Her doctors were her first guides, leading her through the treatment process and laying out a roadmap to get from where she was to cancer-free.
“With that first diagnosis, you hear a lot of information but you don’t absorb it. I’ll never forget (the doctor) saying, ‘Here’s what we’re going to do. We’re going to do this and this and this,’” Hohn said. “And then he said forget about everything except the first step.”
Chemotherapy wasn’t fun, but it was effective. After six treatments a 44-millimeter tumor reduced in size to 4 millimeters. That made the following double mastectomy surgery easier, and reconstructive surgery then followed, followed by another round of chemotherapy and radiation.
“My surgeon said if I gave them a year of my life, they would give me my life back. That is what happened from 2018 to December of 2019."
— Keara Hohn, honorary co-chair of the 2021 Heart &
It was all a year-long process that saw emotions run high and low, but with the support of her husband Dustin, she followed her doctors’ advice and stayed the course. It was a long year, but one after which she emerged free of cancer and back on the road to health.
“My surgeon said if I gave them a year of my life, they would give me my life back,” Hohn said. “That is what happened from 2018 to December of 2019.”
Like Trebil, she found herself receiving support from extended family, friends, work colleagues and even strangers. She said those people, along with events like Heart and Sole, gave her a boost that she wasn’t even aware that she needed. As she tried to prepare herself for chemotherapy and radiation treatments, help was already arriving.
“I’m a planner. I need a plan that brings me a little bit of peace. But before I could do that, we had financial support rolling in,” Hohn said. “It’s humbling. It brings you some hope. I don’t think I could ever express how they’ve affected my life.”

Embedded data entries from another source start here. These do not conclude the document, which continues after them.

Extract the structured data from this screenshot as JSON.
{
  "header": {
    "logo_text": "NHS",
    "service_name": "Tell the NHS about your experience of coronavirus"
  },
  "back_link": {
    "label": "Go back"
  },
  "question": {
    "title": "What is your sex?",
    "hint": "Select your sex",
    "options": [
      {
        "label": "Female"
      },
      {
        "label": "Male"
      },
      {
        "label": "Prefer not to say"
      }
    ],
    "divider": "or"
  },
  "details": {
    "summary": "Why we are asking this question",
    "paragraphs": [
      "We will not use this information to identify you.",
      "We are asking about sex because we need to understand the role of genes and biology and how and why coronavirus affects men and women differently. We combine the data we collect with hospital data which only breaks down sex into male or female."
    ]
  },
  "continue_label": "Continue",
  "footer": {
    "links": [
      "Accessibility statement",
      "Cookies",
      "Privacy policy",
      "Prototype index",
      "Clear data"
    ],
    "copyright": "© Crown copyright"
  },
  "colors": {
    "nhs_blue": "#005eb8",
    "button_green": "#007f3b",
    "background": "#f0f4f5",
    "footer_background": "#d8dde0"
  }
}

Subsequent genealogical research has shown breast cancer to be more prominent in her family than she realized, causing her to become an even stronger proponent for early detection. Nobody should think they’re too young or have too little history of cancer in the family to be on the lookout for the disease.
“I think at that time I thought that that’s not going to happen to me. I’m too young to deal with that,” Hohn said. “Had I known (about her family cancer history) I maybe would have been more proactive.”
The former restaurant co-workers will reunite again on Friday when they attend the Heart and Sole Cancer Walk at Hitchcock Park. They are both grateful for the support the event provided them during a frightening time in their lives, and they’re happy to give back by serving as an example that cancer can be beaten, and it’s beaten by people every day. Both are ready to offer their advice and support to those who are just beginning to fight their own battle, as they remember those who stepped up to help them.
“My biggest hope is to bring awareness. My husband and I want to give back as much as we can, and if anything comes out of my story, it’s to bring awareness and to rally people together to help whoever. We want to give back any way we can,” Trebil said.
Hohn, who has since taken up running again after her treatments, plans to run the 10K race at the Heart and Sole Cancer Walk Friday. She said that’s appropriate, since she runs by taking it one step at a time, the same way she approached the treatments that saved her life.
She hopes to help others take those steps toward recovery.
“Take one day at a time and lean into your faith,” Hohn said.